“No thanks! Where fine. I think we will make it!”, I told them. We were so close. I could not give in yet.

My mom looked disappointed. I could tell she wanted the ride. The coast guard worker looked at us unsurely but eventually drove off. It took us over two hours to do that last mile. As we finally pulled up to the dock we had been looking at for the past four hours, we were exhausted. We paddled past the windsurfers and boogie boarders who had finally gotten to play in ocean-sized waves on a lake. My mom and I both collapsed on the shore, very unsure about how we were going to survive the whole 28 miles. My heart sank. Maybe it really was impossible.

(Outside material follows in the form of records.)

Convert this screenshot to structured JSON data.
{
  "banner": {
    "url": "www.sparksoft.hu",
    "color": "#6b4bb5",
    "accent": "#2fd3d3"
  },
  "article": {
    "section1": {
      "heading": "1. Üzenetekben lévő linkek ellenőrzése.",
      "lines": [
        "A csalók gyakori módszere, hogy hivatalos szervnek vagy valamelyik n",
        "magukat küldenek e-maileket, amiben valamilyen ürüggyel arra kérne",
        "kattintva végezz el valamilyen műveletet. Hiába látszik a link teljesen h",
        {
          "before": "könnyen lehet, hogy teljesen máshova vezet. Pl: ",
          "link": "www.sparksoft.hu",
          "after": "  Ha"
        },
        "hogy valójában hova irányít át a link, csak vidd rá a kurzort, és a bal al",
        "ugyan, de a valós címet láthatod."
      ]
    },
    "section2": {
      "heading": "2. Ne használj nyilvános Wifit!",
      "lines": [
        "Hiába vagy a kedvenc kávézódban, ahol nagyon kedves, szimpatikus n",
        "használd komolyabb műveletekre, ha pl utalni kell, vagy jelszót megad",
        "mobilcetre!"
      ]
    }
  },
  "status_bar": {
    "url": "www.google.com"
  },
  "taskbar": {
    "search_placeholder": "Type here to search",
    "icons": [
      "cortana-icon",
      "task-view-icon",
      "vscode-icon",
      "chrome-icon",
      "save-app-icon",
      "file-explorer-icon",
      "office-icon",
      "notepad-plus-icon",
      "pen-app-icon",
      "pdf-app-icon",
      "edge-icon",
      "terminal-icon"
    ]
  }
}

Months later, my paddle cut through the glassy water, hoping for better conditions in our attempt to cross the whole lake. It was still very early and not a single boat was out yet. The white smoke had completely swallowed us, making it impossible to see the other side of the beach we came from. We took occasional breaks, snacking on the bag of jelly beans we brought with us. Before we knew it, we here already halfway done with our trip. The water was perfectly still, deep, and blue. Very blue. Most people only experience Lake Tahoe from the shore. It is blue and beautiful, but it is nothing like standing directly over the middle. The smoke had thinned out a bit, mostly because the fog had gone. We could finally see the other end. After hours and hours of paddling, we were almost there, “There it is!”, I told my aunt and mom. “That’s the end!”

They both gave a little cheer and we picked up the pace, eager to complete the challenge. We paddled hard and fast, knuckles and fingers bleeding and feet numb from standing on them. Then my mom had pulled out her map.

“So we are about right here...”, she said, pointing to the map. “We just past this resort, Homewood. Dollar Point is right there. Our beach that we are aiming for is over there” She pointed to what we had thought was the end and where we were supposed to go. We were all quiet for some time. Looking at the map, and then the lake, then back to the map. Back and forth. After we had finally accepted the truth, we kept moving, worn out, disappointed, and tired. We passed the point, wishing that that was the end. The last three miles were the hardest, longest, but the most rewarding. The beach we were headed toward started as a tiny speck of yellow sand but gradually grew bigger and bigger. We could make out some of the boats near the shore, and then, at last, some of the people. My three best friends, brothers, and cousins were all there in the water cheering as we came in. I looked up to find the mountains I had thought to be impossible to reach. The ones I thought were too far away to ever paddle toward. But I had arrived, had completed the challenge I thought I would never happen. Every mountain can be reached. Every dream can be achieved. an't cope with a pile of academic writings? Read a sample here and have more ideas on how to do your papers. All the templates are free.